## [Task to complete]
Once you have read the listing below, write all of it out again exactly.
───
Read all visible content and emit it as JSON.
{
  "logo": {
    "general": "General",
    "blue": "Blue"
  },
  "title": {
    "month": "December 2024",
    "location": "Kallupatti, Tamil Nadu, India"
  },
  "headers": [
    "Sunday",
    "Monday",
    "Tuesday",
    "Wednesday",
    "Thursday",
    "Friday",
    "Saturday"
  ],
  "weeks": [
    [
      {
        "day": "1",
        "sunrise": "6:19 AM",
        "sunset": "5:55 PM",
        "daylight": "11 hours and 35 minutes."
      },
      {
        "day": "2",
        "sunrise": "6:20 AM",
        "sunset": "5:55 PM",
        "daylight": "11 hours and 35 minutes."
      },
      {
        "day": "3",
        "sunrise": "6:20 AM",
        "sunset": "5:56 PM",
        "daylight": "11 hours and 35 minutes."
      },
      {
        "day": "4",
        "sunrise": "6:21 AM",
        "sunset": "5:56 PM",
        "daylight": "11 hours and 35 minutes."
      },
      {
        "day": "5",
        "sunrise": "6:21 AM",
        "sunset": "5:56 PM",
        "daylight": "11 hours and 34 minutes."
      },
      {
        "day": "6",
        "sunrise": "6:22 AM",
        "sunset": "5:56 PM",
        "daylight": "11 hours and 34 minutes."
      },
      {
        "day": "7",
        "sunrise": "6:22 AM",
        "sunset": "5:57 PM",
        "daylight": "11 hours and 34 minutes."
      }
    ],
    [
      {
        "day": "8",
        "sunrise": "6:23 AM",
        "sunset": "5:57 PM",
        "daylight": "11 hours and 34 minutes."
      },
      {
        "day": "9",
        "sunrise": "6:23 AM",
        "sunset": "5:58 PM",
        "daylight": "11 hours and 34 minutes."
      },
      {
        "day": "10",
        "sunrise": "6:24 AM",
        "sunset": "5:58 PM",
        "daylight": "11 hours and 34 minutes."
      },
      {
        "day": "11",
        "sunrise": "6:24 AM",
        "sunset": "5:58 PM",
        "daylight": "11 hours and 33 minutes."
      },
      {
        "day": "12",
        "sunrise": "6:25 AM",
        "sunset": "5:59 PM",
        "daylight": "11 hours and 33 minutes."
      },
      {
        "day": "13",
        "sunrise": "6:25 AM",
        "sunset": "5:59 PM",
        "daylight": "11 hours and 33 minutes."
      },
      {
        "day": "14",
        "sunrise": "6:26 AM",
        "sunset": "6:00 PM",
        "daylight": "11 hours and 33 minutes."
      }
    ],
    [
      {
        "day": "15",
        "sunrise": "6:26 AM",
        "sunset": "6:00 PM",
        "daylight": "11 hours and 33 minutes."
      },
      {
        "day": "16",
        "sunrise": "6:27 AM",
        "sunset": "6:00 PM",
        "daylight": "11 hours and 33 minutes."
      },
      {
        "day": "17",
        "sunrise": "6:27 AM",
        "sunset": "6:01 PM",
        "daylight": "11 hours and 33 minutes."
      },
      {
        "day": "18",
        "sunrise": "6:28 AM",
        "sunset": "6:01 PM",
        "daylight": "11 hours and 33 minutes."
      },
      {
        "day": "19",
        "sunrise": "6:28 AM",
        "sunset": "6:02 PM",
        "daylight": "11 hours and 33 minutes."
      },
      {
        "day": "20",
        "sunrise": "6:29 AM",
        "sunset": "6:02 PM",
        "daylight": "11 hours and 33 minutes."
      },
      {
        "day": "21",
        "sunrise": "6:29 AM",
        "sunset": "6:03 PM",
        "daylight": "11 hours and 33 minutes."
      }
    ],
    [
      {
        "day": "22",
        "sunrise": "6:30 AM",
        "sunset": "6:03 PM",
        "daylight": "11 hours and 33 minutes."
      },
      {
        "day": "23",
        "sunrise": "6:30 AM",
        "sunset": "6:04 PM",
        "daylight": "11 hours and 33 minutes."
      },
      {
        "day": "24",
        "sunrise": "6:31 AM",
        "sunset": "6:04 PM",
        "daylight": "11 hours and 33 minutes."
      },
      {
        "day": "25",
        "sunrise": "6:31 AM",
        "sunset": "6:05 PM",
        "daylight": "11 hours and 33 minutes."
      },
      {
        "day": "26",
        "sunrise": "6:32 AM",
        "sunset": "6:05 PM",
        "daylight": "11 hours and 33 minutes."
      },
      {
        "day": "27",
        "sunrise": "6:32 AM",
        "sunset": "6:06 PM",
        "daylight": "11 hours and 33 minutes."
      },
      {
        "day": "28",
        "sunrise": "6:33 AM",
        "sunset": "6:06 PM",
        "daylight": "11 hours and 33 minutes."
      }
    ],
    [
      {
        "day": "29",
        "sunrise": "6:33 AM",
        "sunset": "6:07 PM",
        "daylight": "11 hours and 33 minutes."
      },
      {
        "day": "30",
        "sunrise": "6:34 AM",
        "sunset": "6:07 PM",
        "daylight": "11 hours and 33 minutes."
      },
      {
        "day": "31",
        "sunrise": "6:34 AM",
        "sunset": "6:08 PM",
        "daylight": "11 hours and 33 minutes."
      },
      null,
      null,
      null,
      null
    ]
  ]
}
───
## [Result for this exercise]
Read all visible content and emit it as JSON.
{
  "logo": {
    "general": "General",
    "blue": "Blue"
  },
  "title": {
    "month": "December 2024",
    "location": "Kallupatti, Tamil Nadu, India"
  },
  "headers": [
    "Sunday",
    "Monday",
    "Tuesday",
    "Wednesday",
    "Thursday",
    "Friday",
    "Saturday"
  ],
  "weeks": [
    [
      {
        "day": "1",
        "sunrise": "6:19 AM",
        "sunset": "5:55 PM",
        "daylight": "11 hours and 35 minutes."
      },
      {
        "day": "2",
        "sunrise": "6:20 AM",
        "sunset": "5:55 PM",
        "daylight": "11 hours and 35 minutes."
      },
      {
        "day": "3",
        "sunrise": "6:20 AM",
        "sunset": "5:56 PM",
        "daylight": "11 hours and 35 minutes."
      },
      {
        "day": "4",
        "sunrise": "6:21 AM",
        "sunset": "5:56 PM",
        "daylight": "11 hours and 35 minutes."
      },
      {
        "day": "5",
        "sunrise": "6:21 AM",
        "sunset": "5:56 PM",
        "daylight": "11 hours and 34 minutes."
      },
      {
        "day": "6",
        "sunrise": "6:22 AM",
        "sunset": "5:56 PM",
        "daylight": "11 hours and 34 minutes."
      },
      {
        "day": "7",
        "sunrise": "6:22 AM",
        "sunset": "5:57 PM",
        "daylight": "11 hours and 34 minutes."
      }
    ],
    [
      {
        "day": "8",
        "sunrise": "6:23 AM",
        "sunset": "5:57 PM",
        "daylight": "11 hours and 34 minutes."
      },
      {
        "day": "9",
        "sunrise": "6:23 AM",
        "sunset": "5:58 PM",
        "daylight": "11 hours and 34 minutes."
      },
      {
        "day": "10",
        "sunrise": "6:24 AM",
        "sunset": "5:58 PM",
        "daylight": "11 hours and 34 minutes."
      },
      {
        "day": "11",
        "sunrise": "6:24 AM",
        "sunset": "5:58 PM",
        "daylight": "11 hours and 33 minutes."
      },
      {
        "day": "12",
        "sunrise": "6:25 AM",
        "sunset": "5:59 PM",
        "daylight": "11 hours and 33 minutes."
      },
      {
        "day": "13",
        "sunrise": "6:25 AM",
        "sunset": "5:59 PM",
        "daylight": "11 hours and 33 minutes."
      },
      {
        "day": "14",
        "sunrise": "6:26 AM",
        "sunset": "6:00 PM",
        "daylight": "11 hours and 33 minutes."
      }
    ],
    [
      {
        "day": "15",
        "sunrise": "6:26 AM",
        "sunset": "6:00 PM",
        "daylight": "11 hours and 33 minutes."
      },
      {
        "day": "16",
        "sunrise": "6:27 AM",
        "sunset": "6:00 PM",
        "daylight": "11 hours and 33 minutes."
      },
      {
        "day": "17",
        "sunrise": "6:27 AM",
        "sunset": "6:01 PM",
        "daylight": "11 hours and 33 minutes."
      },
      {
        "day": "18",
        "sunrise": "6:28 AM",
        "sunset": "6:01 PM",
        "daylight": "11 hours and 33 minutes."
      },
      {
        "day": "19",
        "sunrise": "6:28 AM",
        "sunset": "6:02 PM",
        "daylight": "11 hours and 33 minutes."
      },
      {
        "day": "20",
        "sunrise": "6:29 AM",
        "sunset": "6:02 PM",
        "daylight": "11 hours and 33 minutes."
      },
      {
        "day": "21",
        "sunrise": "6:29 AM",
        "sunset": "6:03 PM",
        "daylight": "11 hours and 33 minutes."
      }
    ],
    [
      {
        "day": "22",
        "sunrise": "6:30 AM",
        "sunset": "6:03 PM",
        "daylight": "11 hours and 33 minutes."
      },
      {
        "day": "23",
        "sunrise": "6:30 AM",
        "sunset": "6:04 PM",
        "daylight": "11 hours and 33 minutes."
      },
      {
        "day": "24",
        "sunrise": "6:31 AM",
        "sunset": "6:04 PM",
        "daylight": "11 hours and 33 minutes."
      },
      {
        "day": "25",
        "sunrise": "6:31 AM",
        "sunset": "6:05 PM",
        "daylight": "11 hours and 33 minutes."
      },
      {
        "day": "26",
        "sunrise": "6:32 AM",
        "sunset": "6:05 PM",
        "daylight": "11 hours and 33 minutes."
      },
      {
        "day": "27",
        "sunrise": "6:32 AM",
        "sunset": "6:06 PM",
        "daylight": "11 hours and 33 minutes."
      },
      {
        "day": "28",
        "sunrise": "6:33 AM",
        "sunset": "6:06 PM",
        "daylight": "11 hours and 33 minutes."
      }
    ],
    [
      {
        "day": "29",
        "sunrise": "6:33 AM",
        "sunset": "6:07 PM",
        "daylight": "11 hours and 33 minutes."
      },
      {
        "day": "30",
        "sunrise": "6:34 AM",
        "sunset": "6:07 PM",
        "daylight": "11 hours and 33 minutes."
      },
      {
        "day": "31",
        "sunrise": "6:34 AM",
        "sunset": "6:08 PM",
        "daylight": "11 hours and 33 minutes."
      },
      null,
      null,
      null,
      null
    ]
  ]
}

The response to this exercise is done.